**YOUR GOAL**
In the material below, find each line with the word "添加关键词" and list it.

**SUPPLIED DATA**
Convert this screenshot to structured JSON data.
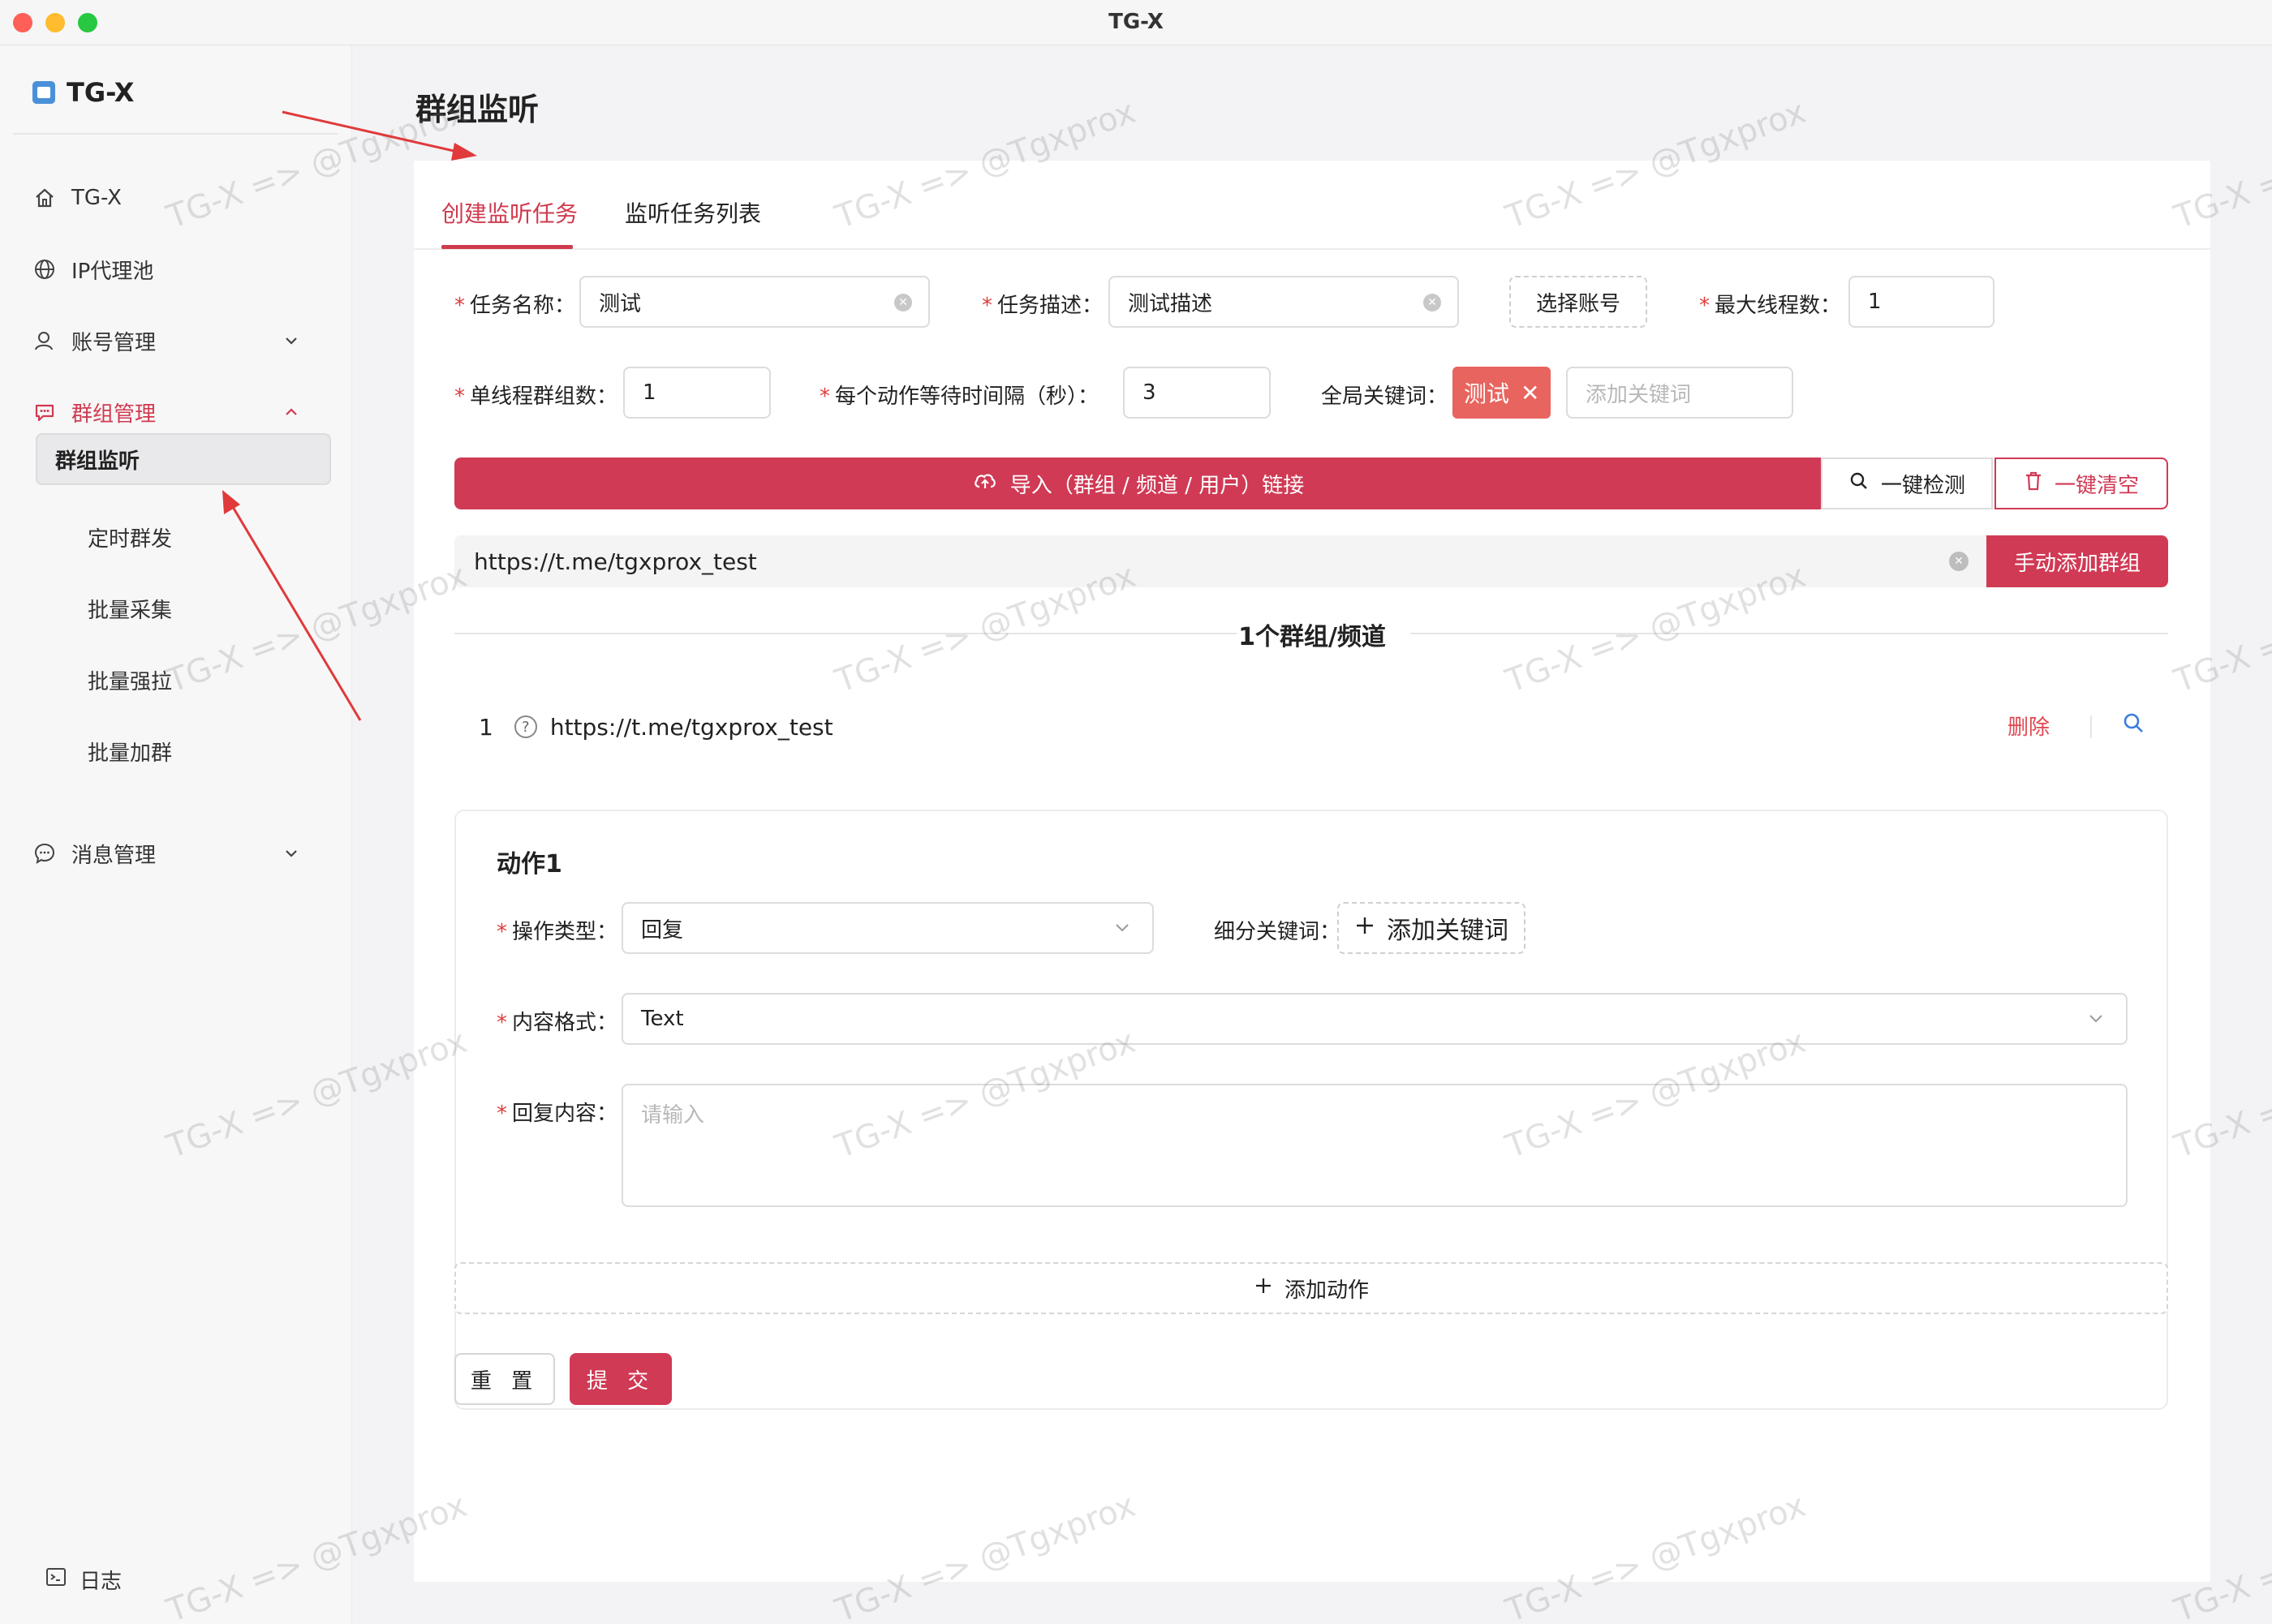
{
  "window": {
    "title": "TG-X"
  },
  "sidebar": {
    "app_name": "TG-X",
    "items": [
      {
        "label": "TG-X",
        "icon": "home-icon"
      },
      {
        "label": "IP代理池",
        "icon": "globe-icon"
      },
      {
        "label": "账号管理",
        "icon": "user-icon",
        "chevron": "down"
      },
      {
        "label": "群组管理",
        "icon": "chat-icon",
        "chevron": "up",
        "active": true
      },
      {
        "label": "消息管理",
        "icon": "message-icon",
        "chevron": "down"
      }
    ],
    "sub_items": [
      "群组监听",
      "定时群发",
      "批量采集",
      "批量强拉",
      "批量加群"
    ],
    "selected_sub": "群组监听",
    "log_label": "日志"
  },
  "page": {
    "title": "群组监听"
  },
  "tabs": [
    "创建监听任务",
    "监听任务列表"
  ],
  "form": {
    "task_name_label": "任务名称：",
    "task_name_value": "测试",
    "task_desc_label": "任务描述：",
    "task_desc_value": "测试描述",
    "select_account": "选择账号",
    "max_threads_label": "最大线程数：",
    "max_threads_value": "1",
    "groups_per_thread_label": "单线程群组数：",
    "groups_per_thread_value": "1",
    "wait_interval_label": "每个动作等待时间隔（秒）：",
    "wait_interval_value": "3",
    "global_keywords_label": "全局关键词：",
    "keyword_tag": "测试",
    "keyword_placeholder": "添加关键词",
    "import_button": "导入（群组 / 频道 / 用户）链接",
    "check_button": "一键检测",
    "clear_button": "一键清空",
    "url_value": "https://t.me/tgxprox_test",
    "add_group_button": "手动添加群组",
    "group_count": "1个群组/频道",
    "groups": [
      {
        "index": "1",
        "url": "https://t.me/tgxprox_test",
        "delete": "删除"
      }
    ]
  },
  "action": {
    "title": "动作1",
    "op_type_label": "操作类型：",
    "op_type_value": "回复",
    "sub_keywords_label": "细分关键词：",
    "add_keyword": "添加关键词",
    "content_format_label": "内容格式：",
    "content_format_value": "Text",
    "reply_content_label": "回复内容：",
    "reply_placeholder": "请输入"
  },
  "add_action": "添加动作",
  "reset_button": "重 置",
  "submit_button": "提 交",
  "watermark": "TG-X => @Tgxprox",
  "colors": {
    "accent": "#d03a55",
    "tag": "#e8645f",
    "arrow": "#e03a3a"
  }
}
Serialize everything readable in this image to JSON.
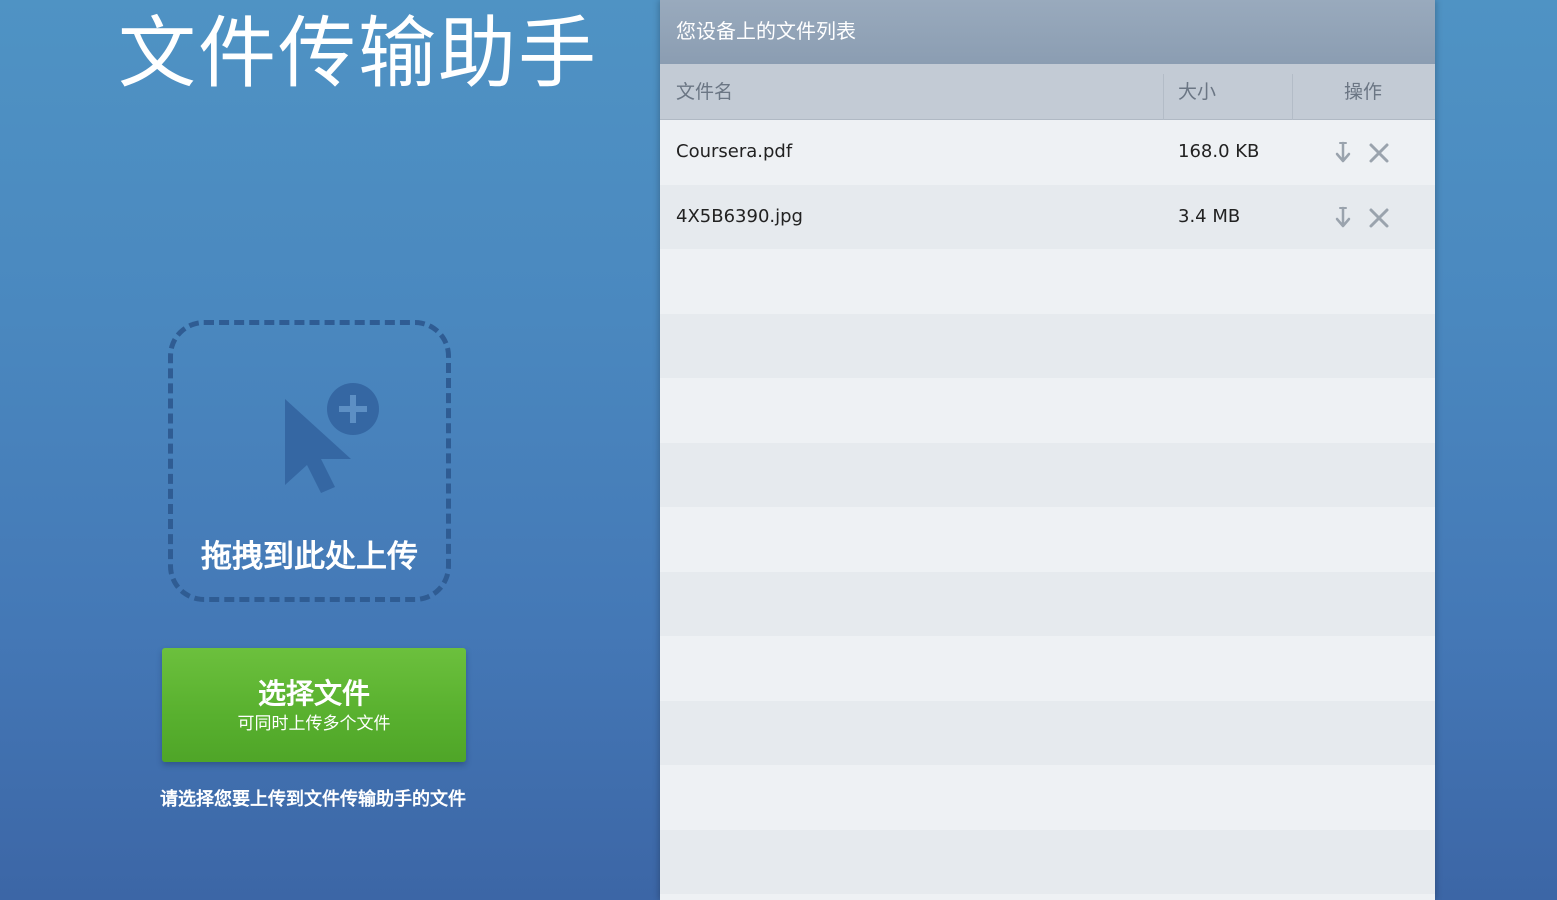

**SOLUTION TO THIS EXERCISE**
    "keyword_placeholder": "添加关键词",
    "add_keyword": "添加关键词",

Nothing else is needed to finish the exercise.